Outlook 2013 has a number of different ways to alert you to new messages. This is very helpful when you need to work in other programs, and only want to check Outlook when you know that something new is there.
But if you are receiving a high volume of emails that is distracting you from getting work done, you might be looking for a way to get Outlook to simply stop receiving new messages for a while. One good way to achieve this is by enabling the “Work Offline” setting for the program. Our guide below will show you where to find this setting and turn it on or off as needed.
Enable the “Work Offline” Option in Outlook 2013
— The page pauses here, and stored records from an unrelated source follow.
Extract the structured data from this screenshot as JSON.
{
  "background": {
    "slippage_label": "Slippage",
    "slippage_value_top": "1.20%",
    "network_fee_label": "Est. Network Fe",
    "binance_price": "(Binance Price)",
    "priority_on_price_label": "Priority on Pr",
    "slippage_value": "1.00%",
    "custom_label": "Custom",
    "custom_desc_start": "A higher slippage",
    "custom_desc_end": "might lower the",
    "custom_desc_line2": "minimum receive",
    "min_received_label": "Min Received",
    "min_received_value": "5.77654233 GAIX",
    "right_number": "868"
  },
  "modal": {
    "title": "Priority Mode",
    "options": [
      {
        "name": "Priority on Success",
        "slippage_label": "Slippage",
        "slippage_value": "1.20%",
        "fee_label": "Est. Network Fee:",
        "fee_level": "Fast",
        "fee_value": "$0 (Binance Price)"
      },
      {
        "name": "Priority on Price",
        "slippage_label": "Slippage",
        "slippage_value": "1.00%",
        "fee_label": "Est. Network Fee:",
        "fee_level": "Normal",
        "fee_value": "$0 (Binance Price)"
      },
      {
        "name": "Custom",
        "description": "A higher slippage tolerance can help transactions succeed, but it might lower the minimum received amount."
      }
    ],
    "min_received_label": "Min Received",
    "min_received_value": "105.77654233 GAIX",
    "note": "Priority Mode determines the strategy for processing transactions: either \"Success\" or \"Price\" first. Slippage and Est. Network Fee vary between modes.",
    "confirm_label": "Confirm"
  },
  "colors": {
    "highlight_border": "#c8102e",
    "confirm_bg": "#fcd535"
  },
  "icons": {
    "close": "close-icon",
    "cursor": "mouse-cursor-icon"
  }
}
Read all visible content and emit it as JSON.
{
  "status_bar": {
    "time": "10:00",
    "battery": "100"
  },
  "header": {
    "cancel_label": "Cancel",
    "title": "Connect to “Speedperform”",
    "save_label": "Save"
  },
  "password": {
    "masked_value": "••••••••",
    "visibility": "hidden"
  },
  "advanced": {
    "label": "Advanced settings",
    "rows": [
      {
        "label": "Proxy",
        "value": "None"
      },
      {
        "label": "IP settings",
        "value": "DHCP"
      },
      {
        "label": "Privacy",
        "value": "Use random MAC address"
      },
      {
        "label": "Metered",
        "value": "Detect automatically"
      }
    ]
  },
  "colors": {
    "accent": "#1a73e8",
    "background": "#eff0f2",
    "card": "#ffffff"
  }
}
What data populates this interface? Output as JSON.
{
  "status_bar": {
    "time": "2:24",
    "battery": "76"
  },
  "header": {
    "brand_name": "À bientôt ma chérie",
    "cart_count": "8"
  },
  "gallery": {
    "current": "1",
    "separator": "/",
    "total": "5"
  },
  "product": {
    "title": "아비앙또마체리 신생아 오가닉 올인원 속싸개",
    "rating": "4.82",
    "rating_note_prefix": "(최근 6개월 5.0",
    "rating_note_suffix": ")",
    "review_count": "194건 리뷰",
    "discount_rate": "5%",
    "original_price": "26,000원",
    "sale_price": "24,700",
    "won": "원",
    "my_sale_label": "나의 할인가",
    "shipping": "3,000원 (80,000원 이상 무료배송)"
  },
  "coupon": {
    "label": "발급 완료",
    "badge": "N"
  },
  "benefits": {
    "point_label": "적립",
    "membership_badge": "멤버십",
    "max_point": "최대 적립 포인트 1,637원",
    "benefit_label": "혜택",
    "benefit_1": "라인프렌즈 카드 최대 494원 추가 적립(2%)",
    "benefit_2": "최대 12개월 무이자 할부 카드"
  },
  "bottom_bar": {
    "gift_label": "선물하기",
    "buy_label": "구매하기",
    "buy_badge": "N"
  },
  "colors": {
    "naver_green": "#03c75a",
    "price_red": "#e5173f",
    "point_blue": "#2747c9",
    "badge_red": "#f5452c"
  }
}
Following the steps in this guide will disconnect you from your email server. This means that you will not be able to send or receive new email messages until you disable this option. Once it is disabled, Outlook 2013 will connect your email server to download any missed messages, and it will send any messages that are currently in your outbox. If you would like to learn how to delay delivery of email messages, you can click here.
Step 1: Open Outlook 2013.
Step 2: Click the Send/Receive tab at the top of the window.
Step 3: Click the Work Offline button in the Preferences section of the ribbon.
You can tell that Outlook 2013 is in offline mode because it will say Working Offline in the status bar at the bottom of the window.
Additionally, there will be a red x on the Outlook taskbar icon when you are in offline mode.
Is Outlook 2013 not checking for new messages often enough. The send and receive frequency is a setting that you can control in the program. Click here and learn how you can set Outlook to check for new messages as often as you would like.
Matthew Burleigh has been writing tech tutorials since 2008. His writing has appeared on dozens of different websites and been read over 50 million times.
After receiving his Bachelor’s and Master’s degrees in Computer Science he spent several years working in IT management for small businesses. However, he now works full time writing content online and creating websites.
His main writing topics include iPhones, Microsoft Office, Google Apps, Android, and Photoshop, but he has also written about many other tech topics as well.